I am planning on doing this triathlon in the fall. I have done two sprints before, once in college and once a few years’ after.
The second tri was at Hilton Head and was in the ocean. The race officials gauged the water current several hours before race time, but it shifted by the time we all lined up to start. We all swam slightly against the current for our half a mile and- no joke- it was like the Titanic went down out there. People were flailing around, the rescue boats were full, and there was panic in the air. I am just as happy to flail around in the lake and not deal with ocean currents again.
I am almost finished with 168 Hours. You should read it. Yes, you. Vanderkam speaks my language- maximize what you love and are good at (your “core competencies”) and minimize or outsource the rest.

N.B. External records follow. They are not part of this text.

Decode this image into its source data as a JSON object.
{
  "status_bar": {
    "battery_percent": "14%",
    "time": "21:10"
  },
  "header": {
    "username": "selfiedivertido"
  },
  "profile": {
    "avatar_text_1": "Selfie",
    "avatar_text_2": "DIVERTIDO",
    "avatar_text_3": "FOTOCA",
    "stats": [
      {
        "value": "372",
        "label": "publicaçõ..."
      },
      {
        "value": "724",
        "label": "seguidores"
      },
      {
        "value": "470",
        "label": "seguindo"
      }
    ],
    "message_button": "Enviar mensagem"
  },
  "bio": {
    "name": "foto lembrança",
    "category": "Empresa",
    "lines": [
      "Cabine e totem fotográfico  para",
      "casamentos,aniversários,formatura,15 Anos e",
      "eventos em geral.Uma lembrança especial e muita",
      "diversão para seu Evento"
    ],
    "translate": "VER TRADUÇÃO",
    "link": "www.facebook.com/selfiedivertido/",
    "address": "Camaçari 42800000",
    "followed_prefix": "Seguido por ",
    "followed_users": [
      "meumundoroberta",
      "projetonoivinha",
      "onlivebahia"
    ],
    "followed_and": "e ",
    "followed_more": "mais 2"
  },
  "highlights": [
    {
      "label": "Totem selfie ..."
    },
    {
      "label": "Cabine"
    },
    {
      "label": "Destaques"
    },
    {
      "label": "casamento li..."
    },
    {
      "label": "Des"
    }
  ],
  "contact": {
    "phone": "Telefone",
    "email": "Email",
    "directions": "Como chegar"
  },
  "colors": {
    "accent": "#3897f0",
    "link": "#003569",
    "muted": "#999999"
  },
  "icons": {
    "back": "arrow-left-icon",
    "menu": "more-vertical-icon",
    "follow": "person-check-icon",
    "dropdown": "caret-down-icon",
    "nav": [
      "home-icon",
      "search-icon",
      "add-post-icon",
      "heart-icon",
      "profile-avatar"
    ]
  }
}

For me, I read it as such: “Don’t waste the majority of your time and energy on crap you don’t love to do and isn’t important. Like mopping your floor all the time, or making elaborate meals. You don’t love that, it doesn’t bring out your best, and isn’t that big of a deal to you. Instead, streamline the stuff you have to do to live in a clean-enough house, and make more room for the things you love. Like your job, playing with your kids, and hanging out with your husband.”
Here’s an interesting tidbit from the book: In dual-career families, men spend less time on housework than women, but slightly more time playing with the kids. I can hear the collective cry of “If I don’t do it, no one will!” but I see that cry and raise you a “Figure out a better way than doing it all yourself while your husband plays outside with the kids.”
Acknowledgement: I sound like a real know-it-all.
This is a learning curve we’ve been in, here at our house. About money, housework, time with kids, etc. Now that I’ve been tasting freedom from the tyranny of keeping it all clean/in the allotted budget/right on time, I see that my husband has been on to something with his occasional “just ignore all of that” mentality. As Vanderkam says: “Ideally, the fact that dads don’t do much housework should inspire, not infuriate, moms. It should lead us to figure out ways to spend more of our 168 hours on the things we do best.” Yes. Agreed.
What do you think? Do you agree? Think that is unrealistic?
It is hard to see how we could both perpetually ignore housework in favor of hanging out with each other and the kids, but we’ve ignored it a lot lately and the house is still standing, so… Maybe I should update in a few months and let you know if we’ve been condemned for filth or not. Proof in the pudding, and all of that.
There’s my brain dump. Anyone else have something to share?